"Once upon a time there was a lake, and on that lake dwelt the sacred geese of Amun..." David explains why these fowl were so precious to the Egyptian creator god.
From the earliest ages, children in Egypt are taught that begging from strangers is a laudable means of obtaining money.
Sometimes there is more to slavery than meets the eye. The same is true for freedom. Sometimes entire nations are comprised of people who do the math and decide they would rather be slaves. Meet the residents of ancient Egypt.
In this picture gallery, the men of the Navigating History team explore the pillars and statuary of Karnak and hike the cliff overlooking the grand mortuary temple complex of Hatshepsut.
When it comes to getting the best possible footage, the Navigating History team does whatever it takes--and sometimes it takes...well, "stuff."
When God struck Egypt with the ten plagues, He displayed His glorious power over every idol in the Egyptian pantheon. "On all the gods of Egypt I will execute judgments: I am the LORD." (Exodus 12:12)
Chris comments on the majestic Sphinxes at Karnak and their royal facial hair.
If you've been wondering how our team has been able to shoot inside dark pyramids and in the desert after sunset, meet our tactical filming wonder lights made by 4Sevens.

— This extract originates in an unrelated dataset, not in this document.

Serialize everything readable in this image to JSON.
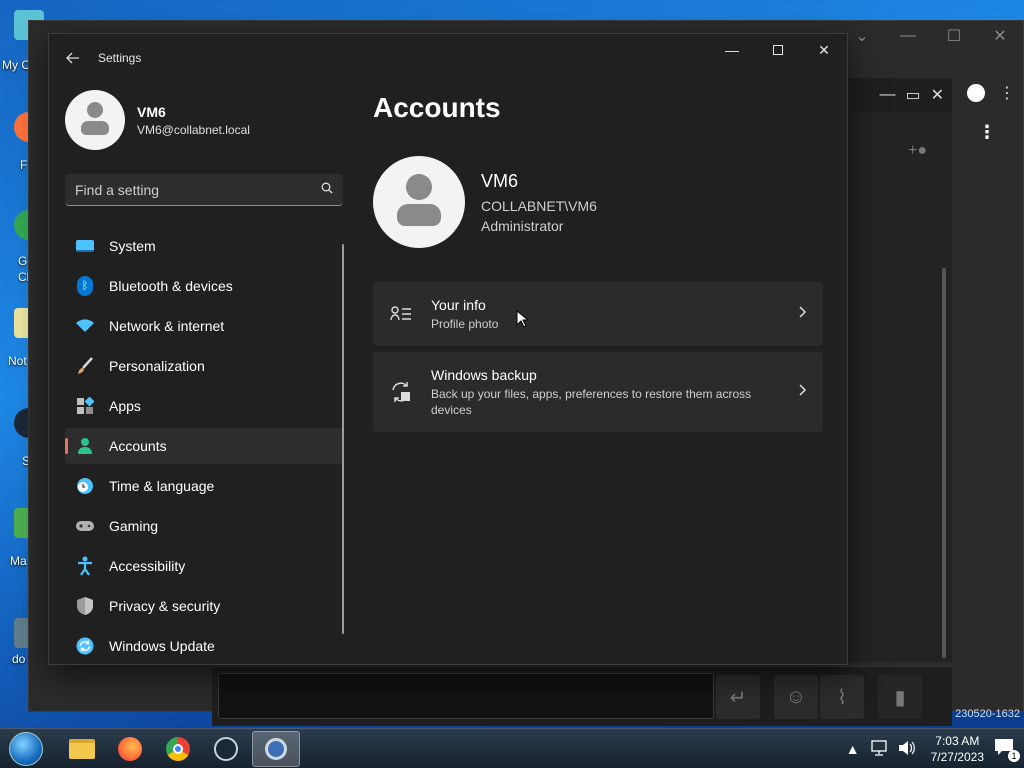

Donated by 4Sevens for our trip, these flashlights provide bright, yet extremely compact lighting that we can take anywhere.
The team explores the massive ruins of Karnak, discussing art and architecture, language, and statism. While on site, they examine the fascinating correlation between Biblical chronology and the ancient Egyptian record.
Isaac explains how ancient Egyptian craftsmen made modern antiquity restoration easier.
There are few places on earth where geography matters more than in Egypt. There are two inflexible, unforgiving geographical features in Egypt which influenced everything there: the Nile River and the Sahara Desert. Egypt’s culture could never have developed in the distinct ways that it did without them. For example, the wheel didn’t come into common use in Egypt until about a thousand years later than it did in Mesopotamia. That’s because the Egyptians didn’t need carts, or even roads; the Nile was their highway.
The GoPro Hero claims to be waterproof. Isaac tests it out.
The key to deciphering the message of Egyptian art is in understanding the religious, social and political system that created and regulated it.